Mark Raidpere, Estonian artist
The Köler Prize 2013 nominees’ exhibition at EKKM, Tallinn. This does not necessarily mean that it was my favorite one.
Helvijs Savickis, architect, currently studying in Vienna
Unequivocally, the exhibition2013, by artist Kristaps Ģelzis at the Riga gallery Māksla XO. It was truly powerful and gave a clear message on subjects that, in my opinion, are topical. Works from the show still pop-up in my mind every now and then as I think about how modern painting, with its abstract strokes, is capable of speaking in a clear language. And I didn't consider any geographical boundaries when answering this question.
Ieva Zībarte, Latvian architect
Google Open Gallery, and the virtual exhibitions of the Latvian National Library and other cultural institutions.

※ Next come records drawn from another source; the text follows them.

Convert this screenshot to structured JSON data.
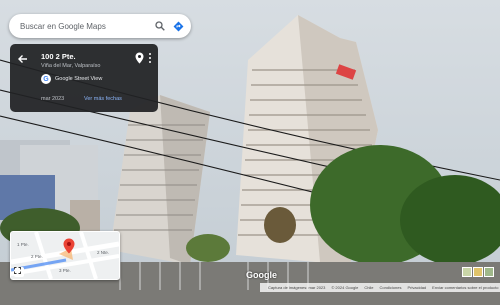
{
  "search": {
    "placeholder": "Buscar en Google Maps"
  },
  "info_card": {
    "address": "100 2 Pte.",
    "locality": "Viña del Mar, Valparaíso",
    "source": "Google Street View",
    "date": "mar 2023",
    "more_dates": "Ver más fechas"
  },
  "minimap": {
    "streets": [
      "1 Pte.",
      "2 Pte.",
      "3 Pte.",
      "2 Nte."
    ]
  },
  "branding": {
    "logo": "Google"
  },
  "footer": {
    "capture": "Captura de imágenes: mar 2023",
    "copyright": "© 2024 Google",
    "country": "Chile",
    "terms": "Condiciones",
    "privacy": "Privacidad",
    "report": "Enviar comentarios sobre el producto"
  },
  "colors": {
    "accent": "#8ab4f8",
    "pin": "#ea4335",
    "card_bg": "#202124"
  }
}
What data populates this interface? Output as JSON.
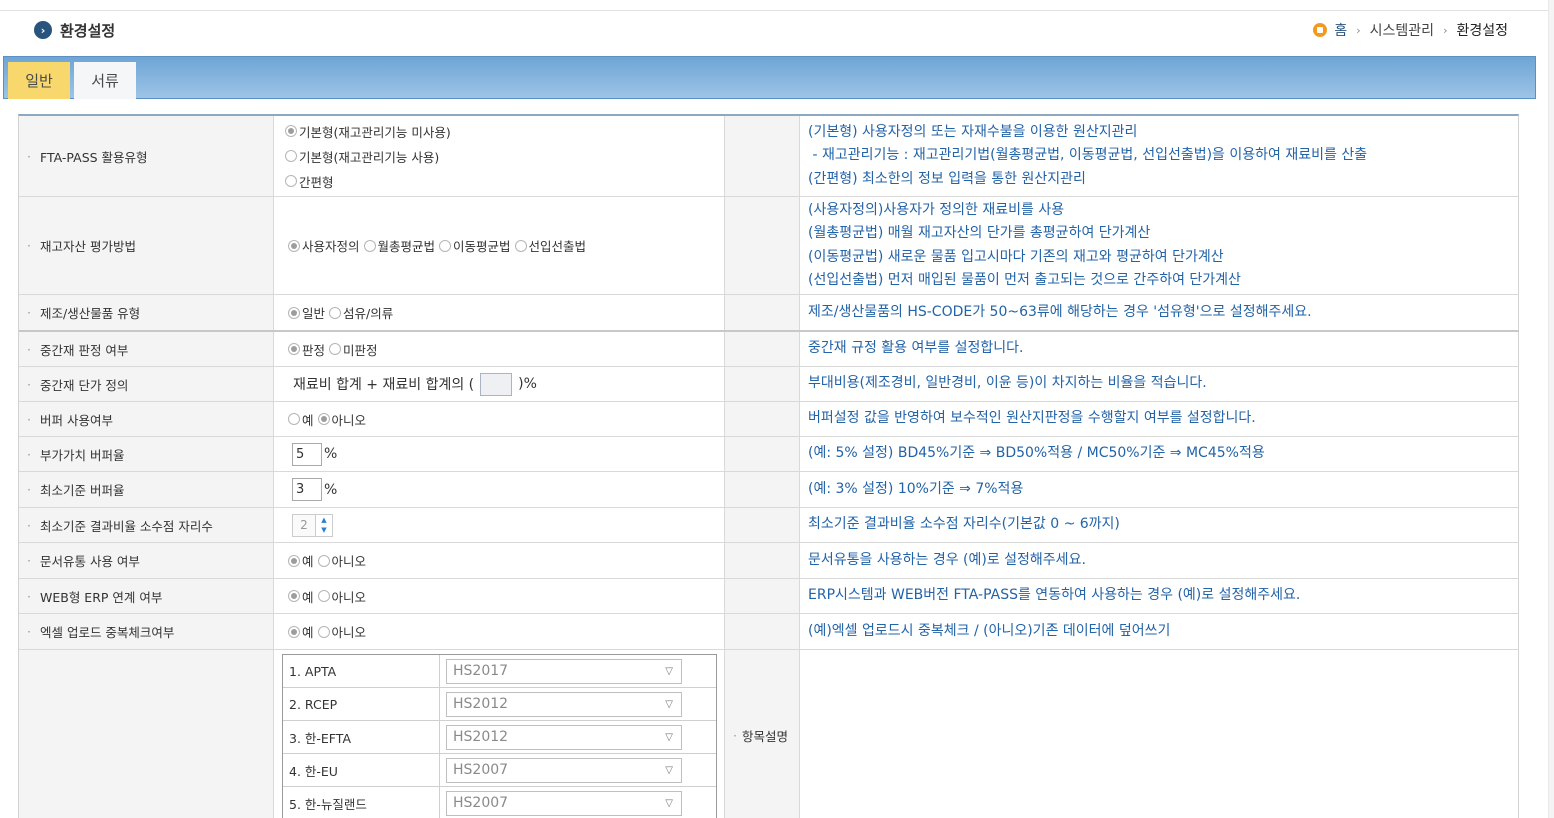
{
  "page": {
    "title": "환경설정"
  },
  "breadcrumb": {
    "home": "홈",
    "section": "시스템관리",
    "current": "환경설정"
  },
  "tabs": [
    {
      "label": "일반",
      "active": true
    },
    {
      "label": "서류",
      "active": false
    }
  ],
  "colors": {
    "accent": "#29547e",
    "tab_active": "#f8d86c",
    "desc_text": "#2363a8",
    "tab_bar": "#6ea5d5"
  },
  "rows": {
    "fta_type": {
      "label": "FTA-PASS 활용유형",
      "options": [
        "기본형(재고관리기능 미사용)",
        "기본형(재고관리기능 사용)",
        "간편형"
      ],
      "selected": "기본형(재고관리기능 미사용)",
      "desc": [
        "(기본형) 사용자정의 또는 자재수불을 이용한 원산지관리",
        " - 재고관리기능 : 재고관리기법(월총평균법, 이동평균법, 선입선출법)을 이용하여 재료비를 산출",
        "(간편형) 최소한의 정보 입력을 통한 원산지관리"
      ]
    },
    "inventory_method": {
      "label": "재고자산 평가방법",
      "options": [
        "사용자정의",
        "월총평균법",
        "이동평균법",
        "선입선출법"
      ],
      "selected": "사용자정의",
      "desc": [
        "(사용자정의)사용자가 정의한 재료비를 사용",
        "(월총평균법) 매월 재고자산의 단가를 총평균하여 단가계산",
        "(이동평균법) 새로운 물품 입고시마다 기존의 재고와 평균하여 단가계산",
        "(선입선출법) 먼저 매입된 물품이 먼저 출고되는 것으로 간주하여 단가계산"
      ]
    },
    "product_type": {
      "label": "제조/생산물품 유형",
      "options": [
        "일반",
        "섬유/의류"
      ],
      "selected": "일반",
      "desc": "제조/생산물품의 HS-CODE가 50~63류에 해당하는 경우 '섬유형'으로 설정해주세요."
    },
    "intermediate_judge": {
      "label": "중간재 판정 여부",
      "options": [
        "판정",
        "미판정"
      ],
      "selected": "판정",
      "desc": "중간재 규정 활용 여부를 설정합니다."
    },
    "intermediate_price": {
      "label": "중간재 단가 정의",
      "formula_prefix": "재료비 합계 + 재료비 합계의 (",
      "formula_suffix": ")%",
      "desc": "부대비용(제조경비, 일반경비, 이윤 등)이 차지하는 비율을 적습니다."
    },
    "buffer_use": {
      "label": "버퍼 사용여부",
      "options": [
        "예",
        "아니오"
      ],
      "selected": "아니오",
      "desc": "버퍼설정 값을 반영하여 보수적인 원산지판정을 수행할지 여부를 설정합니다."
    },
    "value_buffer": {
      "label": "부가가치 버퍼율",
      "value": "5",
      "unit": "%",
      "desc": "(예: 5% 설정) BD45%기준 ⇒ BD50%적용 / MC50%기준 ⇒ MC45%적용"
    },
    "min_buffer": {
      "label": "최소기준 버퍼율",
      "value": "3",
      "unit": "%",
      "desc": "(예: 3% 설정) 10%기준 ⇒ 7%적용"
    },
    "decimal_places": {
      "label": "최소기준 결과비율 소수점 자리수",
      "value": "2",
      "desc": "최소기준 결과비율 소수점 자리수(기본값 0 ~ 6까지)"
    },
    "doc_flow": {
      "label": "문서유통 사용 여부",
      "options": [
        "예",
        "아니오"
      ],
      "selected": "예",
      "desc": "문서유통을 사용하는 경우 (예)로 설정해주세요."
    },
    "web_erp": {
      "label": "WEB형 ERP 연계 여부",
      "options": [
        "예",
        "아니오"
      ],
      "selected": "예",
      "desc": "ERP시스템과 WEB버전 FTA-PASS를 연동하여 사용하는 경우 (예)로 설정해주세요."
    },
    "excel_dup": {
      "label": "엑셀 업로드 중복체크여부",
      "options": [
        "예",
        "아니오"
      ],
      "selected": "예",
      "desc": "(예)엑셀 업로드시 중복체크 / (아니오)기존 데이터에 덮어쓰기"
    }
  },
  "item_desc_label": "항목설명",
  "fta_hs": [
    {
      "name": "1. APTA",
      "value": "HS2017"
    },
    {
      "name": "2. RCEP",
      "value": "HS2012"
    },
    {
      "name": "3. 한-EFTA",
      "value": "HS2012"
    },
    {
      "name": "4. 한-EU",
      "value": "HS2007"
    },
    {
      "name": "5. 한-뉴질랜드",
      "value": "HS2007"
    }
  ]
}
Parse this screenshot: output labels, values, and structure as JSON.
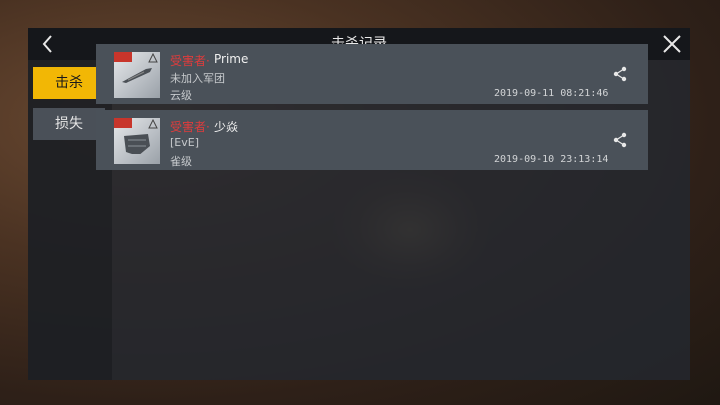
{
  "header": {
    "title": "击杀记录",
    "back_icon": "chevron-left-icon",
    "close_icon": "close-icon"
  },
  "tabs": [
    {
      "label": "击杀",
      "active": true
    },
    {
      "label": "损失",
      "active": false
    }
  ],
  "records": [
    {
      "victim_label": "受害者·",
      "victim_name": "Prime",
      "corporation": "未加入军团",
      "ship_class": "云级",
      "timestamp": "2019-09-11 08:21:46",
      "share_icon": "share-icon"
    },
    {
      "victim_label": "受害者·",
      "victim_name": "少焱",
      "corporation": "[EvE]",
      "ship_class": "雀级",
      "timestamp": "2019-09-10 23:13:14",
      "share_icon": "share-icon"
    }
  ],
  "colors": {
    "accent": "#f2b705",
    "victim_label": "#e03c3c",
    "panel": "#24282e",
    "row": "#4a5159"
  }
}
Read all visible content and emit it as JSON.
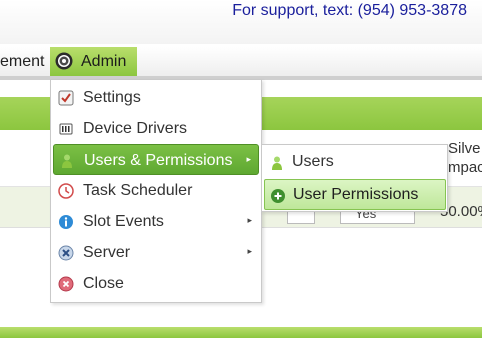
{
  "header": {
    "support_text": "For support, text: (954) 953-3878"
  },
  "nav": {
    "partial_item": "ement",
    "admin_label": "Admin"
  },
  "background": {
    "column_header_line1": "Silve",
    "column_header_line2": "mpac",
    "row_select_value": "Yes",
    "row_percent": "50.00%"
  },
  "menu": {
    "items": [
      {
        "label": "Settings",
        "icon": "settings-checkbox-icon"
      },
      {
        "label": "Device Drivers",
        "icon": "device-driver-icon"
      },
      {
        "label": "Users & Permissions",
        "icon": "user-icon",
        "arrow": "▸"
      },
      {
        "label": "Task Scheduler",
        "icon": "clock-icon"
      },
      {
        "label": "Slot Events",
        "icon": "info-icon",
        "arrow": "▸"
      },
      {
        "label": "Server",
        "icon": "server-icon",
        "arrow": "▸"
      },
      {
        "label": "Close",
        "icon": "close-icon"
      }
    ]
  },
  "submenu": {
    "items": [
      {
        "label": "Users",
        "icon": "user-icon"
      },
      {
        "label": "User Permissions",
        "icon": "add-icon"
      }
    ]
  },
  "colors": {
    "accent_green": "#8cc63f",
    "active_green": "#5ea831",
    "support_blue": "#1a1f9c"
  }
}
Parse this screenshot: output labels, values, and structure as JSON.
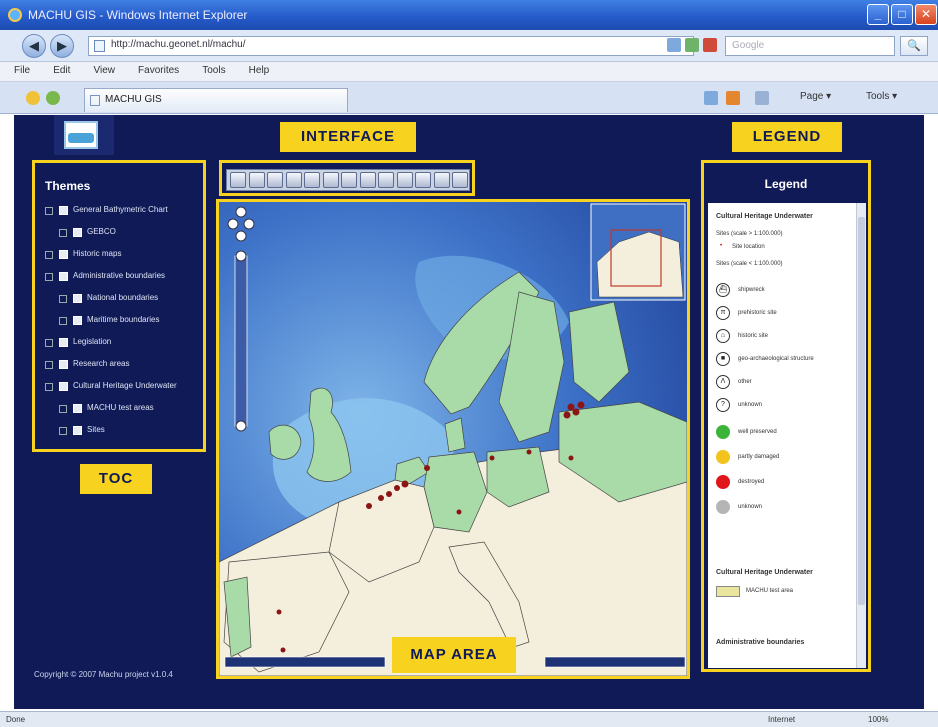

Massimiliano Gioni's The Encyclopedic Palace, at the Arsenal; Sanya Kantarovsky's show, You Are Not An Evening, at Gesellschaft für Aktuelle Kunst, in Bremen.
Karlīna Vītoliņa, Latvian photographer
The exhibition Lielviela (MegaMatter), by Latvian artist Miķelis Fišers; Kristaps Ģelzis' show, 2013, was magic! Scott Cambell's tattoos are true works of art.
Ieva Epnere, Latvian artist
It's impossible to answer this question by naming only one exhibition. I must mention Chagall's Between War and Peace, at the Musée du Luxembourg, in Paris; the Morandi exhibition at Bozar, in Brussels; the Ulla Von Brandenburg exhibition at the gallery KIOSK, in Ghent; the just-opened Lucian Freud exhibition at the Kunsthistorisches Museum, in Vienna; and I have a feeling that one of the best shows may be the Pierre Huyghe exhibition at the Centre Pompidou – I'm going to try to go see it.
Dmitry Bulatov, curator of the National Centre for Contemporary Arts (Baltic Branch of NCCA)
Since my specialty is art and the latest technologies, my attention is focused on that kind of exhibitions. In the first place, they are oriented toward creating new facts on the basis of data, the independence of which had remained unnoticed up to then and was not utilized. After that, however, they serve as basis for discovering new relationships between new and old evidence and, correspondingly, forming new concepts. I saw a few innovative works within the framework of the exhibition Yours Synthetically, which took place at Ars Electronica Center; taking into account that the very rhetoric of combining art with synthetic biology is in essence a rebranding of genetic art of the 1990s. Likewise, for a second year running, my attention is drawn by the activities of Microresearch Lab artists and particularly their exhibition workshops that are dedicated to the concepts of re-and de-crystallization. It is an impressive mix on the intersection between media-archaeology, alchemy and paranoia, linked by association to James Graham Ballard and Thomas Pynchon. Essentially, we see by this example of the activities of Microresearch Lab and many other analogous groups of artists, an escalation of DIY-approaches, only brining in new types of media-art practices which previously were rather difficult to combine with each other. This vector is interesting to me and seems promising.
Dmitry Khenkin, co-owner of gallery Тriumph (Moscow)
Nathalie Djurberg and Jan Švankmajer at the Garage.